The technological age in which we are privileged to live is based upon science and empiricism. The beginnings of our legal system began prior to the development and acceptance of scientific empiricism as being the preferred standard of truth. The legal system is preoccupied with procedure for procedure’s sake, rather than trying to establish which procedures are more likely to lead to accurate outcomes.

Consider the alarming number of people who have been released from prisons and death row for convictions that have been overturned on the basis of DNA evidence. Fortunately, the scientific standard of DNA was allowed to prevail in these cases, but what about the validity of the procedures that led to these false convictions? Heavy reliance has been placed on eyewitness testimony in spite of strong empirical evidence that eyewitness testimony is highly unreliable.

Rather than fearing this new technology, courts should embrace it. It is more likely to lead to truth and more accurate court decisions. So not only should jurors be given access to all relevant technology, they should also be encouraged to discuss the case among themselves throughout the trial. They should also be given access to “lifelines” outside the court.

If the legal system is interested in the pursuit of justice, it should become preoccupied with the pursuit of truth rather than the pursuit of procedure.

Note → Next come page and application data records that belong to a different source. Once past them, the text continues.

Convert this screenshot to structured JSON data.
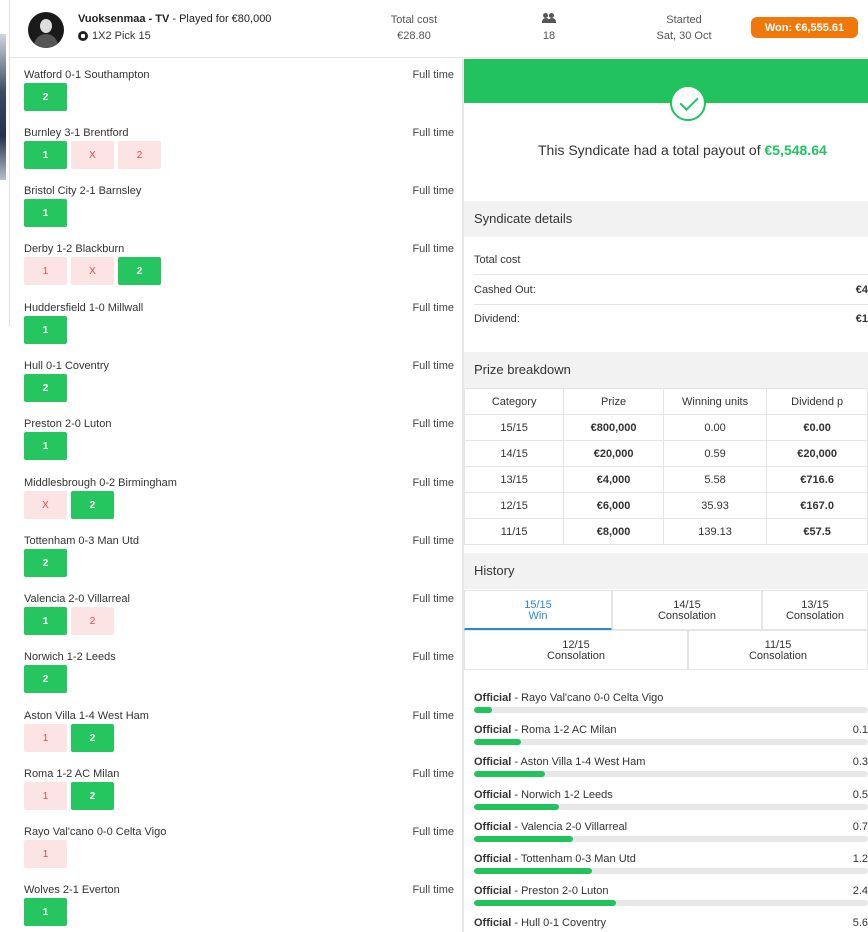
{
  "header": {
    "player_name": "Vuoksenmaa - TV",
    "played_for": "- Played for €80,000",
    "game": "1X2 Pick 15",
    "total_cost_label": "Total cost",
    "total_cost_value": "€28.80",
    "participants": "18",
    "started_label": "Started",
    "started_value": "Sat, 30 Oct",
    "won_badge": "Won: €6,555.61"
  },
  "matches": [
    {
      "teams": "Watford 0-1 Southampton",
      "status": "Full time",
      "picks": [
        {
          "label": "2",
          "result": "win"
        }
      ]
    },
    {
      "teams": "Burnley 3-1 Brentford",
      "status": "Full time",
      "picks": [
        {
          "label": "1",
          "result": "win"
        },
        {
          "label": "X",
          "result": "lose"
        },
        {
          "label": "2",
          "result": "lose"
        }
      ]
    },
    {
      "teams": "Bristol City 2-1 Barnsley",
      "status": "Full time",
      "picks": [
        {
          "label": "1",
          "result": "win"
        }
      ]
    },
    {
      "teams": "Derby 1-2 Blackburn",
      "status": "Full time",
      "picks": [
        {
          "label": "1",
          "result": "lose"
        },
        {
          "label": "X",
          "result": "lose"
        },
        {
          "label": "2",
          "result": "win"
        }
      ]
    },
    {
      "teams": "Huddersfield 1-0 Millwall",
      "status": "Full time",
      "picks": [
        {
          "label": "1",
          "result": "win"
        }
      ]
    },
    {
      "teams": "Hull 0-1 Coventry",
      "status": "Full time",
      "picks": [
        {
          "label": "2",
          "result": "win"
        }
      ]
    },
    {
      "teams": "Preston 2-0 Luton",
      "status": "Full time",
      "picks": [
        {
          "label": "1",
          "result": "win"
        }
      ]
    },
    {
      "teams": "Middlesbrough 0-2 Birmingham",
      "status": "Full time",
      "picks": [
        {
          "label": "X",
          "result": "lose"
        },
        {
          "label": "2",
          "result": "win"
        }
      ]
    },
    {
      "teams": "Tottenham 0-3 Man Utd",
      "status": "Full time",
      "picks": [
        {
          "label": "2",
          "result": "win"
        }
      ]
    },
    {
      "teams": "Valencia 2-0 Villarreal",
      "status": "Full time",
      "picks": [
        {
          "label": "1",
          "result": "win"
        },
        {
          "label": "2",
          "result": "lose"
        }
      ]
    },
    {
      "teams": "Norwich 1-2 Leeds",
      "status": "Full time",
      "picks": [
        {
          "label": "2",
          "result": "win"
        }
      ]
    },
    {
      "teams": "Aston Villa 1-4 West Ham",
      "status": "Full time",
      "picks": [
        {
          "label": "1",
          "result": "lose"
        },
        {
          "label": "2",
          "result": "win"
        }
      ]
    },
    {
      "teams": "Roma 1-2 AC Milan",
      "status": "Full time",
      "picks": [
        {
          "label": "1",
          "result": "lose"
        },
        {
          "label": "2",
          "result": "win"
        }
      ]
    },
    {
      "teams": "Rayo Val'cano 0-0 Celta Vigo",
      "status": "Full time",
      "picks": [
        {
          "label": "1",
          "result": "lose"
        }
      ]
    },
    {
      "teams": "Wolves 2-1 Everton",
      "status": "Full time",
      "picks": [
        {
          "label": "1",
          "result": "win"
        }
      ]
    }
  ],
  "payout": {
    "text": "This Syndicate had a total payout of",
    "amount": "€5,548.64"
  },
  "syndicate": {
    "title": "Syndicate details",
    "rows": [
      {
        "label": "Total cost",
        "value": ""
      },
      {
        "label": "Cashed Out:",
        "value": "€4"
      },
      {
        "label": "Dividend:",
        "value": "€1"
      }
    ]
  },
  "prize": {
    "title": "Prize breakdown",
    "headers": [
      "Category",
      "Prize",
      "Winning units",
      "Dividend p"
    ],
    "rows": [
      [
        "15/15",
        "€800,000",
        "0.00",
        "€0.00"
      ],
      [
        "14/15",
        "€20,000",
        "0.59",
        "€20,000"
      ],
      [
        "13/15",
        "€4,000",
        "5.58",
        "€716.6"
      ],
      [
        "12/15",
        "€6,000",
        "35.93",
        "€167.0"
      ],
      [
        "11/15",
        "€8,000",
        "139.13",
        "€57.5"
      ]
    ]
  },
  "history": {
    "title": "History",
    "tabs": [
      {
        "line1": "15/15",
        "line2": "Win"
      },
      {
        "line1": "14/15",
        "line2": "Consolation"
      },
      {
        "line1": "13/15",
        "line2": "Consolation"
      },
      {
        "line1": "12/15",
        "line2": "Consolation"
      },
      {
        "line1": "11/15",
        "line2": "Consolation"
      }
    ],
    "rows": [
      {
        "prefix": "Official",
        "match": "- Rayo Val'cano 0-0 Celta Vigo",
        "value": "",
        "fill": 0.045
      },
      {
        "prefix": "Official",
        "match": "- Roma 1-2 AC Milan",
        "value": "0.1",
        "fill": 0.12
      },
      {
        "prefix": "Official",
        "match": "- Aston Villa 1-4 West Ham",
        "value": "0.3",
        "fill": 0.18
      },
      {
        "prefix": "Official",
        "match": "- Norwich 1-2 Leeds",
        "value": "0.5",
        "fill": 0.215
      },
      {
        "prefix": "Official",
        "match": "- Valencia 2-0 Villarreal",
        "value": "0.7",
        "fill": 0.25
      },
      {
        "prefix": "Official",
        "match": "- Tottenham 0-3 Man Utd",
        "value": "1.2",
        "fill": 0.3
      },
      {
        "prefix": "Official",
        "match": "- Preston 2-0 Luton",
        "value": "2.4",
        "fill": 0.36
      },
      {
        "prefix": "Official",
        "match": "- Hull 0-1 Coventry",
        "value": "5.6",
        "fill": 0.45
      }
    ]
  },
  "colors": {
    "green": "#22c35e",
    "orange": "#f0780a",
    "lose_bg": "#fde4e4",
    "lose_text": "#e0474c",
    "active_tab": "#2a8ad6"
  }
}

© Douglas Griffith and healthymemory.wordpress.com, 2009. Unauthorized use and/or duplication of this material without express and written permission from this blog’s author and/or owner is strictly prohibited. Excerpts and links may be used, provided that full and clear credit is given to Douglas Griffith and healthymemory.wordpress.com with appropriate and specific direction to the original content.